Finding the Time To Travel: what’s it all about, Alfie?
Time and money.
Actually, you ranked them in the other order.
Money and time, according to the Solo Traveler Reader Survey taken in the fall, are the two challenges that stop you from traveling as much as you want.
I’ve written a number of posts on the issue of money in the last few months. Now I want to take on the challenge of time.
This is the first in a two-part series. In this post I’ll delve into “time” and explore why it is an issue. Next Monday I’ll suggest ways to address this issue.
First, the meaning of life.
This will be a bit of a jumble but please bear with me.

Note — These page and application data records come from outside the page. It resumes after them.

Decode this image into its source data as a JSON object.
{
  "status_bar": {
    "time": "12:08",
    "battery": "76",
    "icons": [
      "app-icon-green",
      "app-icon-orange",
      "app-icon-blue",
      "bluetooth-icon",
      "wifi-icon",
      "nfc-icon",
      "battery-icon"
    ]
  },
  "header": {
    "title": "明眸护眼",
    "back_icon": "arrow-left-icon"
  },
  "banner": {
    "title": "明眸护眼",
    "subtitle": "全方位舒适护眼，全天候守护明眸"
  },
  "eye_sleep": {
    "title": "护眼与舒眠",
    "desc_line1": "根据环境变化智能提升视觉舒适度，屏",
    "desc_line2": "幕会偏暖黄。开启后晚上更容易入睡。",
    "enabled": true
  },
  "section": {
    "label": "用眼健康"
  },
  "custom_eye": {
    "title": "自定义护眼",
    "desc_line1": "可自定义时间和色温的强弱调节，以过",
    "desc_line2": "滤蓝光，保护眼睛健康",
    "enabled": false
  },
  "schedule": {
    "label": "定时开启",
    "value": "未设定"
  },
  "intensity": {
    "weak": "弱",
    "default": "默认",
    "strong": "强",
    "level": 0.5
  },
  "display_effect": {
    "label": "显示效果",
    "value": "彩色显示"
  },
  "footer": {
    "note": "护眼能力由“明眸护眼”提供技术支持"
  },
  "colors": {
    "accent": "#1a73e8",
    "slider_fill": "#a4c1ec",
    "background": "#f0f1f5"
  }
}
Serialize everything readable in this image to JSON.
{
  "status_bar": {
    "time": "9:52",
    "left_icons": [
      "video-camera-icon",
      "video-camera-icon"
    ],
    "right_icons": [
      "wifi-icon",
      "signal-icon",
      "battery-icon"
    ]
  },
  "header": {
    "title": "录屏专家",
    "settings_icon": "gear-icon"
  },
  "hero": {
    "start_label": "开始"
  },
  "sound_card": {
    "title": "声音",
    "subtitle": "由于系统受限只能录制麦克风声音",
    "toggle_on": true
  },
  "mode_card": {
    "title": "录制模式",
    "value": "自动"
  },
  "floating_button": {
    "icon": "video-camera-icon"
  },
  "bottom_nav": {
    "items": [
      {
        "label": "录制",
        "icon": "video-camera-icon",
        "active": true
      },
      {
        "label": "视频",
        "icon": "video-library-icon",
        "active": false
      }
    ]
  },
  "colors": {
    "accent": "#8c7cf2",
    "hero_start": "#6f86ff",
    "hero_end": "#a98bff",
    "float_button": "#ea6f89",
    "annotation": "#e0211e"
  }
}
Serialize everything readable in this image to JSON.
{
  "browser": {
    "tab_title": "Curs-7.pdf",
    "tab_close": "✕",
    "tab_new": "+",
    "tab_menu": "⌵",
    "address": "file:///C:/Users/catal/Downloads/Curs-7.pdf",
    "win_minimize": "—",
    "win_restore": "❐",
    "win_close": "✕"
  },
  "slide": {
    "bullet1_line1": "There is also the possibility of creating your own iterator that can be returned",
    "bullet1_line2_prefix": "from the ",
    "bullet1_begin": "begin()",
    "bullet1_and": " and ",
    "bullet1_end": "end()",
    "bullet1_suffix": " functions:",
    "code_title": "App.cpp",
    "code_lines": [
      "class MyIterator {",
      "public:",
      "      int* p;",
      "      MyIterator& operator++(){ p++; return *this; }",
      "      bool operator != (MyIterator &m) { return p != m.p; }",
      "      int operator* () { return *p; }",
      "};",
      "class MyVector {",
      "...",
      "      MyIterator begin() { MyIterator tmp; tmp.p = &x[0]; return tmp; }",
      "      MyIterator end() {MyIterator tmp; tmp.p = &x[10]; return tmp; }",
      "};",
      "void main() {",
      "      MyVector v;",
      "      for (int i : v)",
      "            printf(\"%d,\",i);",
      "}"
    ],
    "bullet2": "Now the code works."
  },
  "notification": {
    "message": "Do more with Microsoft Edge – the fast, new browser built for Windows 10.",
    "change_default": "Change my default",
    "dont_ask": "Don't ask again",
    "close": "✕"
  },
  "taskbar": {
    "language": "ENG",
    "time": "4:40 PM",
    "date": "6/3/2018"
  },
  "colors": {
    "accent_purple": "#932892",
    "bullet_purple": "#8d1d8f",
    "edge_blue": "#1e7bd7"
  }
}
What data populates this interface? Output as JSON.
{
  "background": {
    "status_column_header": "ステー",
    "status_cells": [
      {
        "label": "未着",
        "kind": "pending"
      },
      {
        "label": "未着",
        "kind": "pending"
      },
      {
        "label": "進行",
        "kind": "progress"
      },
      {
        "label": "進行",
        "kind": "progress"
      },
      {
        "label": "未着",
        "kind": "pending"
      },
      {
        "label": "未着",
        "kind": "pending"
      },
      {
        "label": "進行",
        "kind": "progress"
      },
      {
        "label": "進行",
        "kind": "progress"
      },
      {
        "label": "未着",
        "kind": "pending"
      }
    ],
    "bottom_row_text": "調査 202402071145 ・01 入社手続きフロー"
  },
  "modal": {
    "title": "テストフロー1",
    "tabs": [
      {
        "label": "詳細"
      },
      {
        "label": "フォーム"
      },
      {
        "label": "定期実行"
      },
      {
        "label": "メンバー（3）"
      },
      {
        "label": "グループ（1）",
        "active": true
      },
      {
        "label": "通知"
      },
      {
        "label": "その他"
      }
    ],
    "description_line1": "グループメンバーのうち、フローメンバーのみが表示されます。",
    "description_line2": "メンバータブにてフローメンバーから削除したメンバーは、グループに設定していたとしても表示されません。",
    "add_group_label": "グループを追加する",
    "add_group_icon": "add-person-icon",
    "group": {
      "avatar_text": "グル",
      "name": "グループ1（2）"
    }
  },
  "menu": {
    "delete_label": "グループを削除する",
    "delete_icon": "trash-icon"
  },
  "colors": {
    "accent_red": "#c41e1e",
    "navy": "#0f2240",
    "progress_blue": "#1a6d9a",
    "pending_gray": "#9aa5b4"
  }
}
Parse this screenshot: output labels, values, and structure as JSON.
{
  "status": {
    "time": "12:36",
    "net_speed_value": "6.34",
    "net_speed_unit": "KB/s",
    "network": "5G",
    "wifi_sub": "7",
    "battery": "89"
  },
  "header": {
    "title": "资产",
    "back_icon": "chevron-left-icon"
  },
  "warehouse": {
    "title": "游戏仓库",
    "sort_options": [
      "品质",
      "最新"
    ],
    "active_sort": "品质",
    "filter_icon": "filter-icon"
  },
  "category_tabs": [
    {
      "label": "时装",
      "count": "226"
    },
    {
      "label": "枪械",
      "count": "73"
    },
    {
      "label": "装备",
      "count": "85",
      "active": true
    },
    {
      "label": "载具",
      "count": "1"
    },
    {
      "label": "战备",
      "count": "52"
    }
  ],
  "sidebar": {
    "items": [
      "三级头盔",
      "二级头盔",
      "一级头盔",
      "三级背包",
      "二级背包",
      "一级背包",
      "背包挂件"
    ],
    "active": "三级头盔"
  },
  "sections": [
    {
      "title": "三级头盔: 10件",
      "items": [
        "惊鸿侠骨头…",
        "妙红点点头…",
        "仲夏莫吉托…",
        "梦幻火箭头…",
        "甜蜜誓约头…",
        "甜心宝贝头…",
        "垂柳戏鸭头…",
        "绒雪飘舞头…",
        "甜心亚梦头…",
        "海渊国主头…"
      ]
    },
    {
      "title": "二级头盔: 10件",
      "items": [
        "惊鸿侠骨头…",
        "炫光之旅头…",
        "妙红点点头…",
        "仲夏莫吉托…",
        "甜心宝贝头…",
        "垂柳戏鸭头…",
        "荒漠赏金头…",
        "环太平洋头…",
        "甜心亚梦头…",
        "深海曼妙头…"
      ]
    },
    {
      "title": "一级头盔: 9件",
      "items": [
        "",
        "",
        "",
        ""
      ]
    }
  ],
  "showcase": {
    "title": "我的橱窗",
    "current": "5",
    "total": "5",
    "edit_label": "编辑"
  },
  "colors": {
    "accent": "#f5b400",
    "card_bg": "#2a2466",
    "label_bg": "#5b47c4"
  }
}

After visiting my mother in the hospital last week I went to my closest friend full of what can only be described as existential angst. I have lived this before – after the loss of my husband. Known for his ability to enter a room and bring it to life, he was also an amazing listener capable of making every individual feel special. His death prompted me to wonder what it’s all about. Why are we here and then gone?
I’m not a religious person and I don’t want this to become religious supposition. Fortunately, my friend, who has deep religious beliefs, responded with language that I believe works regardless of your beliefs. I love this. He said:
Life is art. It’s about making something timeless out of limited time.
In one fell swoop, he gave me the meaning of life and the meaning of time. I am so fortunate to have him in my life.
I had already started writing this post when he said this. I immediately grabbed my computer and slammed those words into this post so they wouldn’t be lost.
With these words as a backdrop to my thoughts I wondered what to do with the research I had already done. It seems to me that the meaning of time (and its availability for travel) must fit into this meaning of life.
Shifting our attitudes to time.
From my research I had already concluded that there are four main factors that affect how much time we have for travel – or, for that matter, for making our life a work of art.
- Work (our present and future need for money).
- Career or vocation (the need to create our identity).
- Responsibilities to family (my definition of family extends to anyone we may care for).
- What other people think (the need to feel respected).
Each of these has practical considerations that can stop us from doing what we really want to do with our time.
I could analyze each of these separately but, instead, I’ll take them all on at once because, basically, you’ll be better on all counts – work, career, family responsibilities and respect from others – if you take care of your own happiness by spending some time doing what you want.
Sound selfish? It isn’t.
A research survey done at the University of California in 2005 called “The benefits of frequent positive affect: does happiness lead to success?” suggests that numerous studies show that happy individuals are more successful in life, including marriage, friendship, income, work performance, and health. In other words, you’ll do a better job on all the factors affecting how we use our time if you’re happy.
Taking care of your own happiness is not selfish. It makes us better for ourselves and those we care about.
Solo Travelers – by definition you are halfway there.
If travel is important to you, if it is what makes you a happier individual, it is important for all aspects of your life that you find time for it. As a solo traveler you already know what it is to follow your own interests as you travel. To find more travel time, follow your own interests in your life.
We budget money for travel. Now that we know that time for travel is important, we can start budgeting for it as well
That’s the topic for next Monday.
When I wonder about life, I always think about this song, hence, “What’s it all about, Alfie?”